A number of top pundits are predicting that messaging apps will become ‘the new social media’ in 2015, and here’s some evidence to support that theory from Line, the chat app from Japan with over 500 million registered users and 170 million monthly actives.
Former Beatle Sir Paul McCartney released a surprise collaboration with Kanye West on New Year’s Eve and I was particularly intrigued to observe how the British musician’s team promoted it online.
His Facebook Page is closing in on 6.2 million likes, he has 2.17 million Twitter followers and (just) 187,000 followers on Instagram. But top billing is reserved for Line — where he has more than 10 million followers thanks to clever marketing and the use of stickers, which were offered free to fans who followed his account.
So how did he get on with engagement?
Sir Paul’s Social Media Scorecard
- Facebook: 14,334 likes and 1,829 shares
- Instagram (which did not contain a link to the Soundcloud track): 15,600 likes
- Line: 1,074 likes and 31 shares on public post, and push notifications to 10 million-plus fans (see below)
- Twitter: the @paulmccartney account retweeted Kanye West’s tweet, but only after his team deleted the tweet below promoting the collaboration.
It isn’t clear why the tweet was deleted — perhaps it didn’t generate enough interest or McCartney’s team was happier to promote West’s tweet — but the overall engagement numbers are interesting.
Instagram comes out top in terms of sheer likes — despite a far smaller fan base. While the Instagram post makes mention that the song is available on McCartney’s website there is no URL so just a small fraction of those ‘likers’ may have actually taken action and listened to the song.
Facebook almost certainly got more attention — with traffic to Soundcloud, iTunes and its own video player — but the problem with posting updates to the social network is that Facebook’s own algorithm dictates just how many of McCartney’s fans will have seen it. There’s no way that it got served to all 6.2 million fans’ timelines unless McCartney’s team bought Facebook ad space.
The Power Of The Push Notification
Line does things differently, and McCartney’s post went out to his fans in two ways — via a public post and private chats.
The figures referred to above are from the post that McCartney’s account made to its Timeline, which — as the name suggests — is a Facebook-like chronological feed of public posts available within a dedicated menu inside the Line app. There, users see all updates from their Line friends and ‘official’ (corporate) accounts — like McCartney’s — which they have chosen to follow.

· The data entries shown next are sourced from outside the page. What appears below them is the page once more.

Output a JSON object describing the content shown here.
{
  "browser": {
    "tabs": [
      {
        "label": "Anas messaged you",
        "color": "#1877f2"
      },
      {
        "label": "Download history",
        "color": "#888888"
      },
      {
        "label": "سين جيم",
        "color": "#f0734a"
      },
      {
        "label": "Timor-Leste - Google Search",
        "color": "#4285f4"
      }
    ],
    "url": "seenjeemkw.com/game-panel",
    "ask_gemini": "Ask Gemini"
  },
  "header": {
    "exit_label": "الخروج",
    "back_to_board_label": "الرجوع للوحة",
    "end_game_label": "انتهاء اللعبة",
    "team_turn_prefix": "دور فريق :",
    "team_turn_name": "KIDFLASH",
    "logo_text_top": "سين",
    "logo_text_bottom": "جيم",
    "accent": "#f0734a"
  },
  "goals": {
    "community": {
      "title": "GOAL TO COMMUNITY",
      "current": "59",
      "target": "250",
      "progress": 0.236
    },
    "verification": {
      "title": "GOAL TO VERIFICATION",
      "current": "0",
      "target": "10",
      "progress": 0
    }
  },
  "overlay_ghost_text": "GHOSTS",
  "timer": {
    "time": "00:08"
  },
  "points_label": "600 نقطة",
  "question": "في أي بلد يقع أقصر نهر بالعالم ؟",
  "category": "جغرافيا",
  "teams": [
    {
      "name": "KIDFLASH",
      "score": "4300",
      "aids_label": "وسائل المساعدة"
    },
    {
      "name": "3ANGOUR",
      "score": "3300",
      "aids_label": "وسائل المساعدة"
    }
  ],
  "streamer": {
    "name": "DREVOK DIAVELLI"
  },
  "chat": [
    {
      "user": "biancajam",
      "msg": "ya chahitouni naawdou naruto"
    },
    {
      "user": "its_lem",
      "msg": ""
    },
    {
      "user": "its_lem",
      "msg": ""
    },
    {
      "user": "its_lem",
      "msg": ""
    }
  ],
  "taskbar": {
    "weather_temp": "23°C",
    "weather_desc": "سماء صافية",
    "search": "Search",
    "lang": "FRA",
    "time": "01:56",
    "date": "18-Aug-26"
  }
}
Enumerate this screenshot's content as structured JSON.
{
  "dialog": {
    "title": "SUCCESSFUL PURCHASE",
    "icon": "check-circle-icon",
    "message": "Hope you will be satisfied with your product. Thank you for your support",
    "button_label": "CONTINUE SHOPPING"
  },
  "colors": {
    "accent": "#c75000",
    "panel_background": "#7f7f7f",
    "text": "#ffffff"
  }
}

Line’s Timeline is governed entirely by each user without an algorithm, they only see items from people they follow and they can also block out accounts they wish to ignore. There is no way a brand can pay to plant their messages there, such as they can do on Facebook, Twitter and (now) Instagram.
But, most importantly, McCartney’s account also sent private chat messages to each of its 10 million-plus followers on Line. There is no metric to quantify the engagement of that action, but the fact that most of those fans will have gotten a push notification with the message and link to Soundcloud (just like an SMS) gives you an idea that it might well have been hugely effective.
Indeed, on Line, the Timeline post is just a bonus. Line said in 2013 that one-third of its registered users open their Timeline each month, and gauging the total reach of an official account on Line is impossible.
Writing for The Next Web back in 2013, I pointed out that chat apps like Line are a genuine threat to Twitter when it comes to advertising cash, and the Japanese company’s December acquisition of Microsoft’s MixRadio service has the potential to supercharge its appeal to artists and musicians worldwide once its proposed music streaming service goes live worldwide.
But Line isn’t the only chat app that is rivaling social networks. WeChat is becoming the de factor mobile internet in China — it is a must for any brands seeking to reach consumers there — while the same can be said of Kakao Talk in Korea, which is installed on over 90 percent of the country’s smartphones and also offers accounts for brands.
The appeal of chat apps for brands and advertisers won’t just be an Asian phenomenon in 2015, however.
Kik, an app that claims to have 40 percent of American’s youth on its service, recently let brands on to its platform, Snapchat is planning an Asia-style platform (and it just raised a truck load of cash). Even also-run Tango linked up with Spotify and offers a timeline-feature, while Rakuten-owned Viber introduced a platform for high-profile users in November.
Facebook Messenger is a notable absentee from this list, but perhaps not for long. David Marcus — the former PayPal CEO who heads up Facebook’s messaging business — told Wired that he wants to “reinvent messaging between people and businesses.”
That will almost certainly mean a system just like Line’s, which allows companies to pay for an account which users can subscribe to for updates. A premium tier on Line grants companies support for two-way conversations, thus turning them into customer sales representatives, and Facebook may adopt that too.
As for WhatsApp, the chat app Facebook bought for $19 billion, it offers an SMS replacement service rather than a platform and its founders seem to have no plan to change that.
Asia’s messaging apps have been around longer, and thus most have more mature business models that generate income by connecting brands with consumers, in addition to other non-marketing revenue streams such as games and stickers.
If 2014 was the year that the West wised up to the potential of messaging apps, then 2015 is the year that they’ll get smart and make money from them.